Over the years I have enjoyed using a variety of slingshots. In my youth my grandfather made a slingshot for me using a “Y” branch with rubber bands and a leather pouch tied together with string. As a teen I acquired a “Wrist Rocket” that used an aluminum frame incorporating a wrist support for more leverage with surgical tubing used as straps. Recently I experimented with an alternate frame, resulting in the creation of an Antler Slingshot. Eventually I wondered if a frame would even be needed for a slingshot so I started to explore that possibility.
At first I met a slingshot craftsman who was also a regional competitor. I inquired about the possibility of just pinching together a rubberband/leather pouch set between my thumb and forefinger. He said that it could be done but you would need to rotate your hand downward at launch as you released your projectile. I bought the set from him and then decided on what ammunition to use.

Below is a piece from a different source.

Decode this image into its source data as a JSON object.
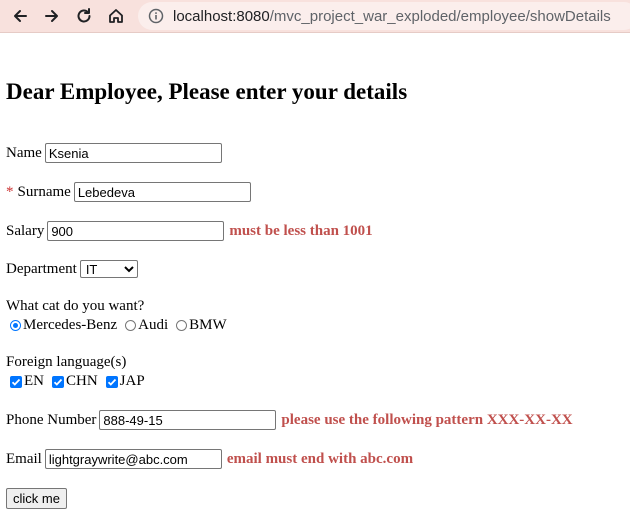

Steel bearings (or shot) was expensive as were clay pellets, so I went to Walmart and found “Cherry Sours” candy that was cheap, biodegradable, environmentally safe, and coincidentally just the right size.

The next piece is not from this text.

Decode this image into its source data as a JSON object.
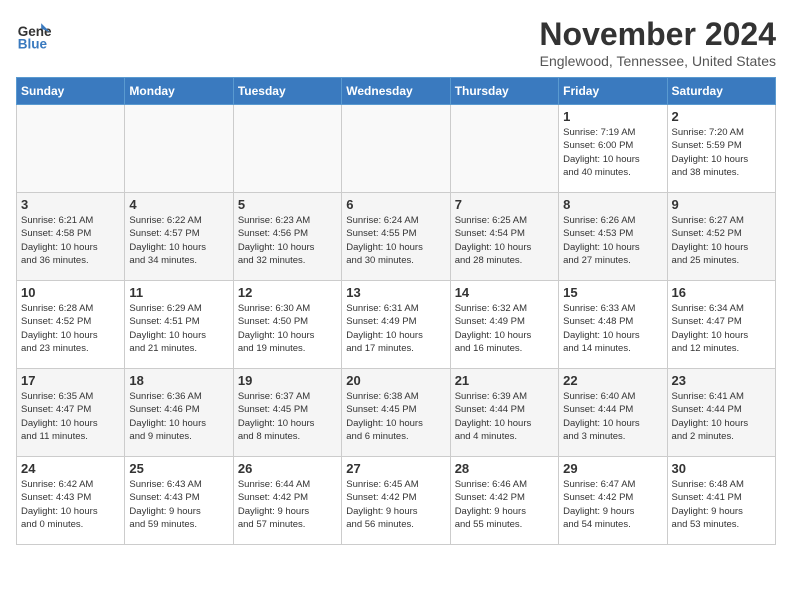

I was careful at first, trying to apply the rotation technique and actually hit a 3 inch can lid on my DIY Simple Spinner Targets from 7 meters away, but shortly afterwards I got careless and smacked my thumb multiple times really hard, with the result of creating a blood blister under my thumbnail. If you choose to try this method I would recommend wearing a leather glove on your hand at first.
Deterred by the difficulty and pain, I considered trying an alternative safer method of tying the ends of the rubber bands into loops that I could slip over my thumb and forefinger to use as a frame. Voila! It was smooth shooting and I hit my target a number of times… it’s quite intuitive for aiming. However, unless you have very strong fingers your draw back will be somewhat limited, but, it would have knock down potential for small game.
For purists… using your fingers to hold the bands would in essence be a frame, but you wouldn’t need a mechanical frame that would have to be constructed, and be potentially awkward to carry. Eliminating a frame would make for ultra light weight and convenient when backpacking or for easy storage.